Boxes should be placed 5 ft. to 10 ft. off the ground to protect birds from predators, or hung in a tree.
Fun fact: Wrens prefer homes hung on low tree branches and are one of few species that tolerate swaying bird houses. The same as any other bird house, wren nest boxes should be cleaned out in fall after the last brood of the season leaves the nest.
“After I hung a gourd birdhouse in one of the pines near my garden, a house wren (above) almost immediately began building a nest. It was fun to see her family each day when I went out to check on the garden,” says Glynda Stanley of Laurel Fork, Virginia.
These photos of wrens are sure to make you smile.
Where Can I Buy a Wren Bird House?
Plans for building your own wren nest boxes are available from Project Nestwatch. If you’d rather buy a bird house than build one, there are also plenty available for purchase online. Frequently, these homes are also suitable for nesting chickadees.
Handmade Wren House
This adorable little nest box is perfect for a nesting bird.
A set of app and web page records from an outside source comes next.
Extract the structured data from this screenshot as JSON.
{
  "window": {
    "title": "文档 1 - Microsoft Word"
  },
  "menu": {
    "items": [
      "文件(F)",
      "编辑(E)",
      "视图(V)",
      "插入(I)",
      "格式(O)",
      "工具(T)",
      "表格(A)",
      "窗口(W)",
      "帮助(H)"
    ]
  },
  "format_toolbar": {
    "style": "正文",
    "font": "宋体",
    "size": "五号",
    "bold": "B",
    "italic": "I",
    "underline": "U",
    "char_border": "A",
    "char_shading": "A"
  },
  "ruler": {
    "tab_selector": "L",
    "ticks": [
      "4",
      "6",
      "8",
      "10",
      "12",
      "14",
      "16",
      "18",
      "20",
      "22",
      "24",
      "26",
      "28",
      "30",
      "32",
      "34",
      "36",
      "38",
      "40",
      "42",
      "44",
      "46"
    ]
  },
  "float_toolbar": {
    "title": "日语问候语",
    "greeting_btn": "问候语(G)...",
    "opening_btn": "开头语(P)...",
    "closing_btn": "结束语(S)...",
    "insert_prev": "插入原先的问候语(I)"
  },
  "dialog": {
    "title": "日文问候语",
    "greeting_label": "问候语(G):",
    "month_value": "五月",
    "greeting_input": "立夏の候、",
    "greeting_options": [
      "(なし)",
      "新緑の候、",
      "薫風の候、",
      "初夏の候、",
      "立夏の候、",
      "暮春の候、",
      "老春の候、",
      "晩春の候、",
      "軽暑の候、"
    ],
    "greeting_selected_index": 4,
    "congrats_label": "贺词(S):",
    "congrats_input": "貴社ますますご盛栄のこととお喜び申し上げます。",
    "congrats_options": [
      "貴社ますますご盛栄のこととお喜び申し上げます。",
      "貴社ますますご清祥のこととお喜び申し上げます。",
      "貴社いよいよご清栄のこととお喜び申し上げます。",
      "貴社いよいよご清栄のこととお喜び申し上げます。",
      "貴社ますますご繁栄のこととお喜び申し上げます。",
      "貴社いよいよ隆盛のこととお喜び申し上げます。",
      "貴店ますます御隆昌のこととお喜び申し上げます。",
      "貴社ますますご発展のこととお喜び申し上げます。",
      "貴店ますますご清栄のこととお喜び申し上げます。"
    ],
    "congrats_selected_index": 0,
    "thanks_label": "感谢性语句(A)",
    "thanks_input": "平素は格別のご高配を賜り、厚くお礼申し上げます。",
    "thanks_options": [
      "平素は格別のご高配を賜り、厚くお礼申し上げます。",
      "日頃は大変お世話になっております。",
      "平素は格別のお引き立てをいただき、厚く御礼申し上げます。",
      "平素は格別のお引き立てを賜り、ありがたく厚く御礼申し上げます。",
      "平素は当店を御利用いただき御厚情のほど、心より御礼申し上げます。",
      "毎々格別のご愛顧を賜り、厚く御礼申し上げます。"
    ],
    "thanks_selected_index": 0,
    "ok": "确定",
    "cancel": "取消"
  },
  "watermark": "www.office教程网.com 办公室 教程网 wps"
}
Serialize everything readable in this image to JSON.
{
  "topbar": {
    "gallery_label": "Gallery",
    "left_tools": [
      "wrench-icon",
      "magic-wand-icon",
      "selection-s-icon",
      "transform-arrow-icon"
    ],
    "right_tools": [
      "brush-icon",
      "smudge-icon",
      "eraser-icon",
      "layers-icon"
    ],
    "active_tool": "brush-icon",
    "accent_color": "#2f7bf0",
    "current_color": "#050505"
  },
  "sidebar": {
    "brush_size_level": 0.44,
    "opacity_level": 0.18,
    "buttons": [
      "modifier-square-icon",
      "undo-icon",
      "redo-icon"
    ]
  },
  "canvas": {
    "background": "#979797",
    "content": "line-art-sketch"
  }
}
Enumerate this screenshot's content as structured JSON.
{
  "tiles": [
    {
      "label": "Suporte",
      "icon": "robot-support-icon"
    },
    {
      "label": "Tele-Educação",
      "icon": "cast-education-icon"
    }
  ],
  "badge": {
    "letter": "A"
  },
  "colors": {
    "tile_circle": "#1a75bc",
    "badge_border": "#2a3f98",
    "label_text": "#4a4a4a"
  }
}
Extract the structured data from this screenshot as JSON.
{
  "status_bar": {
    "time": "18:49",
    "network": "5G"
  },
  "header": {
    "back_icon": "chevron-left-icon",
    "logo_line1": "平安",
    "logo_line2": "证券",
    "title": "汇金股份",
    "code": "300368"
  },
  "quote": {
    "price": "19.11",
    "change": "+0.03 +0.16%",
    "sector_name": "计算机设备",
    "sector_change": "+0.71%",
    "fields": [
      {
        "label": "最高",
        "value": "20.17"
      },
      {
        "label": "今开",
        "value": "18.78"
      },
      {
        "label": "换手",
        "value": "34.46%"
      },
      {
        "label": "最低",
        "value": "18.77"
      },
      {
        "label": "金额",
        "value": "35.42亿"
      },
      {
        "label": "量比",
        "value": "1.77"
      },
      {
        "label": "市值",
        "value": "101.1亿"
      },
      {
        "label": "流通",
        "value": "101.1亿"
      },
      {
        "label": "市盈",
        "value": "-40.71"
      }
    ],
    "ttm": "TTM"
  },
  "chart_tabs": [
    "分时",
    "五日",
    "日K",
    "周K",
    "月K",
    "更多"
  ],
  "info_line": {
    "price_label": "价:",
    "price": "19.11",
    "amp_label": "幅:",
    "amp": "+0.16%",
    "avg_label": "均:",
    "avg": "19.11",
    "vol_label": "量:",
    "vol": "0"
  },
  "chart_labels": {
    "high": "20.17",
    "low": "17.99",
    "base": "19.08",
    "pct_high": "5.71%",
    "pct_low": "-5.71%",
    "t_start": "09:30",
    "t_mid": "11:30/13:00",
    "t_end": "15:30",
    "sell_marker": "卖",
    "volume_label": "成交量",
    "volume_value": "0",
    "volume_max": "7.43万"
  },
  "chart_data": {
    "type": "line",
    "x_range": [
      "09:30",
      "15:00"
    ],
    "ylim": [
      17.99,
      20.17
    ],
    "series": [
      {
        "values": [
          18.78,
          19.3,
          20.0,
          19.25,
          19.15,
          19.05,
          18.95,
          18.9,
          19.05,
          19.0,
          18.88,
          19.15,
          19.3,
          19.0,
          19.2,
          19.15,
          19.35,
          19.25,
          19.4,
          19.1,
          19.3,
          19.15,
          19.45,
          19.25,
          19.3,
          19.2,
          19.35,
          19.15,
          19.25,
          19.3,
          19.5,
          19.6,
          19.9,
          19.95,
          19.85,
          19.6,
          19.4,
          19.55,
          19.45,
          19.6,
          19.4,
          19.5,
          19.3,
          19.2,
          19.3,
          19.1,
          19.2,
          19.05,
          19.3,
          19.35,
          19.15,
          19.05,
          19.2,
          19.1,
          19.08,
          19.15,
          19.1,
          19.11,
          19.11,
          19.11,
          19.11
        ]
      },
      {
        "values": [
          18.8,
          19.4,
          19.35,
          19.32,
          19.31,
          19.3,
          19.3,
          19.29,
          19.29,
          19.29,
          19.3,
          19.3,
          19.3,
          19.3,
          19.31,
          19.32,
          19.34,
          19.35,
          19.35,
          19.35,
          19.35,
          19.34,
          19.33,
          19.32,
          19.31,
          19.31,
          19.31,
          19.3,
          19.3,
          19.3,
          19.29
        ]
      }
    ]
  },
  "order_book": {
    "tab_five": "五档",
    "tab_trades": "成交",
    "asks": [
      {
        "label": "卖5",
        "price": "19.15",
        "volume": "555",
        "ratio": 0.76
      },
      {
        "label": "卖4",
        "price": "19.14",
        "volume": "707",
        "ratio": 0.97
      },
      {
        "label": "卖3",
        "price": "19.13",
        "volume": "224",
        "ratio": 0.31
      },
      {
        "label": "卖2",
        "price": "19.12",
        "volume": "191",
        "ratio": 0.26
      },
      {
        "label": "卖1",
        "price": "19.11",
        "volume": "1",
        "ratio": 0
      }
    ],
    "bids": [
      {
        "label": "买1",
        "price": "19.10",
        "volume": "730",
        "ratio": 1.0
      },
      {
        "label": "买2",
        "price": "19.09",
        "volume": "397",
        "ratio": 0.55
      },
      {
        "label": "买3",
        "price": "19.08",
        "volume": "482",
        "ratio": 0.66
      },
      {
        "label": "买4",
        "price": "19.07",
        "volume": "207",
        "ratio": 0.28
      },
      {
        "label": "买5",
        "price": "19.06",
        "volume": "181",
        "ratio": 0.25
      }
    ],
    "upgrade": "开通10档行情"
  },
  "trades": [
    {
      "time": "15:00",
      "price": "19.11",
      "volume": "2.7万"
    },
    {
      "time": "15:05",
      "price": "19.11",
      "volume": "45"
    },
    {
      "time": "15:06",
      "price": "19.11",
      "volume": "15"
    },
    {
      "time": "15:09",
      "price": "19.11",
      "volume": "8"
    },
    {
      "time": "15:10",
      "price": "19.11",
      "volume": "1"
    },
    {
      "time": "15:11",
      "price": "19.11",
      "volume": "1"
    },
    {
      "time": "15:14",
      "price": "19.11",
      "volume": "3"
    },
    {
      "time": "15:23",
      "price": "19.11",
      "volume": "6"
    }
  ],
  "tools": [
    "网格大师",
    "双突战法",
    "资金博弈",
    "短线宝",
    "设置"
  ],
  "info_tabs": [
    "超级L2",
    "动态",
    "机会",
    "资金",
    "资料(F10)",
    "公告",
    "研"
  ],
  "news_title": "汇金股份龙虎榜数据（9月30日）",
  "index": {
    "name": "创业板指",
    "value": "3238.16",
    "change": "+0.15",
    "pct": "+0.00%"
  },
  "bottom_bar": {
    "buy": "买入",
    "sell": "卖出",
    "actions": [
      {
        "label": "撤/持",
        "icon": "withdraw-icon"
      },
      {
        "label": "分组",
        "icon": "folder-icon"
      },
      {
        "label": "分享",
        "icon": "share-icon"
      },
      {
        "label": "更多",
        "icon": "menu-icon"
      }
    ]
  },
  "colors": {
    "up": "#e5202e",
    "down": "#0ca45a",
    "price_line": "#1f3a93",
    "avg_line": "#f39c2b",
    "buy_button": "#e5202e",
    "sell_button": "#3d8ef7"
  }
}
Handmade from cedar, you can mount it on a pole or hang it from a tree. (The chain in the photo is not included).
Nature’s Way Cedar Wren House
This durable cedar wren house features stainless steel hardware and air vents for the birds. Plus, a 1-1/8 in. hole ensures larger birds — like cowbirds — can’t get in.
Rustic Wren House
Wren families will love this wooden bird house that looks like a rustic barn. The tiny 1 1/8 inch hole is just big enough for the birds, but small enough to keep out predators. Plus, there’s no perch, which helps deter house sparrows. The bottom panel opens up for easy cleaning.
Next, learn what a Carolina wren call sounds like.